Blood Vessels are tubes through which the blood circulates in the body. Blood vessels include a network of arteries, arterioles, capillaries, venules, and veins.
Using a new recipe for growing blood vessels from living lung tissue in the lab, a University of Virginia School of Engineering and Applied Science research team has developed an analytical tool that could lead to a cure for idiopathic pulmonary fibrosis, or IPF, a lung-destroying disease.
By means of CRISPR screening, LMU researchers have provided the first ever comprehensive molecular characterization of T cell infiltration into the central nervous system of people with MS.
A Ludwig Cancer Research study has shown that combining adoptive T cell therapy (ACT) with an innovative, personalized cancer vaccine under development at the Lausanne Branch of the Ludwig Institute for Cancer Research can benefit patients with late-stage, drug-resistant ovarian cancer.
Discovery from the lab of Youyang Zhao, PhD, from Stanley Manne Children's Research Institute at Ann & Robert H. Lurie Children's Hospital of Chicago offers promising treatment approaches for acute respiratory distress syndrome (ARDS) in the elderly that can be caused by severe COVID-19, pneumonia, flu or sepsis. Currently there are no pharmacological or cell-based treatments for ARDS.
Blood has long been a symbol of life and health, so it may be surprising that some aspects of blood production, i.e., hematopoiesis, remain incompletely understood.
A recent Scientific Reports study evaluated the effect of spinach extract on wound healing in diabetic rats.
An article published in NPJ Aging, a Springer Nature journal, reveals that natural production of auto-antibodies increases with age and that infection by SARS-CoV-2 can exacerbate production of auto-antibodies relating to auto-immune diseases, helping to explain why aging increases the chances of developing severe COVID-19.
A series of pre-clinical studies provide important first steps in developing techniques of robotic bladder transplantation in humans, as reported in the October issue of The Journal of Urology®, an Official Journal of the American Urological Association (AUA).
A review paper by scientists at the Chonnam National University summarized the recent research on bioprinting methods for fabricating bioengineered blood vessel models.

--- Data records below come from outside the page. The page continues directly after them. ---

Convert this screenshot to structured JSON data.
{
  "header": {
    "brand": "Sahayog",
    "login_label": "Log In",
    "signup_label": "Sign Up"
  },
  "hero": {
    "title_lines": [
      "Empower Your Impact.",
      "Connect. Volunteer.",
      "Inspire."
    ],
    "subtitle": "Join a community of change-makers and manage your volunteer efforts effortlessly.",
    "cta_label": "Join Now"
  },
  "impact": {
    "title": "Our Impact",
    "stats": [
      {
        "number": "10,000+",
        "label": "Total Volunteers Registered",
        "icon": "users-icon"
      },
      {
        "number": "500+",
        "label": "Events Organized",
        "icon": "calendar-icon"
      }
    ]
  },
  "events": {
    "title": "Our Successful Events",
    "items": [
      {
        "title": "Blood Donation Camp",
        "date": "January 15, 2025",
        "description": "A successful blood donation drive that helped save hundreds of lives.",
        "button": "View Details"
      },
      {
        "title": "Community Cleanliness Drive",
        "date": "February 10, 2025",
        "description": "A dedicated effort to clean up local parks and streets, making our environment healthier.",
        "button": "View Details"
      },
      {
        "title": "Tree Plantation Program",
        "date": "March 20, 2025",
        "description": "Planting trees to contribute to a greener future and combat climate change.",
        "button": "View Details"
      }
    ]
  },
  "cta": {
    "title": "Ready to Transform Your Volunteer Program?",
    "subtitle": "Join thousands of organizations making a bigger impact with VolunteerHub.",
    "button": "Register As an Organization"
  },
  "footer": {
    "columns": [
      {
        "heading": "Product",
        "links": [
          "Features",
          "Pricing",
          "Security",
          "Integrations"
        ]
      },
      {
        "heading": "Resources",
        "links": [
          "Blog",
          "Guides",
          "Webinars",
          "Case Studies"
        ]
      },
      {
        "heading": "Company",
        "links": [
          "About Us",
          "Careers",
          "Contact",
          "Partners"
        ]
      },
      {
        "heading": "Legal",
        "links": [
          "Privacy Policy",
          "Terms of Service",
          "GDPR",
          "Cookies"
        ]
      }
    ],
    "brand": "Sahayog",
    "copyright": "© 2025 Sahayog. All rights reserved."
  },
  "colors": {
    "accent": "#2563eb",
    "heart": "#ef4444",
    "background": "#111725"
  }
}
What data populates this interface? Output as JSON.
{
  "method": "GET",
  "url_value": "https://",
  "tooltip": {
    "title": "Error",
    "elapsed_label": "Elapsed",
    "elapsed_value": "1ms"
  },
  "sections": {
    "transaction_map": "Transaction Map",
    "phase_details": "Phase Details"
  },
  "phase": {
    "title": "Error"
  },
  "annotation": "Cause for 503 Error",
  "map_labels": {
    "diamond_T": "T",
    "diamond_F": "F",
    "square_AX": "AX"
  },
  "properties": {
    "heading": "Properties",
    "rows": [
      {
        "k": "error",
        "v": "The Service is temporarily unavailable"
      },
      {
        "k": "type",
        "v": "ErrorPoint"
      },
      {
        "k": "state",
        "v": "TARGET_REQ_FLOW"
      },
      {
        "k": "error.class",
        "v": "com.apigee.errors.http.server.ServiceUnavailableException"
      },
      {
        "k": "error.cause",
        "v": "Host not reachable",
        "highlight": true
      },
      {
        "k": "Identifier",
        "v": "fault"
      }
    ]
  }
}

Despite advances in treatment for high cholesterol, heart disease remains the leading cause of death in the U.S. Scientists at the Medical College of Wisconsin (MCW) are investigating the role of a form of cholesterol called very-low-density lipoprotein – and their findings may lead to new treatment options in the future.
Researchers developed a novel clinical diagnostic screening test to identify pregnancies at risk of developing preeclampsia.
An international team led by researchers at UCL and the NIHR Great Ormond Street Hospital Biomedical Research Centre have developed in mice a gene therapy that significantly reduces the hearing loss associated with Norrie disease.
Women with breast cancer are set to be enrolled in a clinical trial examining the ability of behavioral and psychological interventions to reduce the heart damage from anti-cancer therapies.
Previous studies have shown a link between catheter ablation and a lower risk of dementia and premature death for patients with atrial fibrillation.
Current methods can vastly overestimate the rates that malaria parasites are multiplying in an infected person's blood, which has important implications for determining how harmful they could be to a host, according to a new report.
Critically ill patients with circulatory shock-; when the heart cannot pump enough blood and oxygen to the rest of the body, often as a result of heart failure, sepsis, or hemorrhage-; require close monitoring and treatment, especially to maintain adequate blood pressure to prevent injury to important organs.
Groundbreaking new research has uncovered a potential route to developing the first ever drug treatments for vascular dementia, that directly target a cause of the condition.
University of Melbourne researchers have developed a fast, inexpensive and scalable method for engineering blood vessels from natural tissue.
A recent study presented today at the Society of NeuroInterventional Surgery's (SNIS) 20th Annual Meeting noted that U.S. rates of endovascular thrombectomy, a lifesaving stroke treatment, are projected to increase dramatically based on new criteria.
Scientists have found a way to use nanotechnology to create a 3D 'scaffold' to grow cells from the retina –paving the way for potential new ways of treating a common cause of blindness.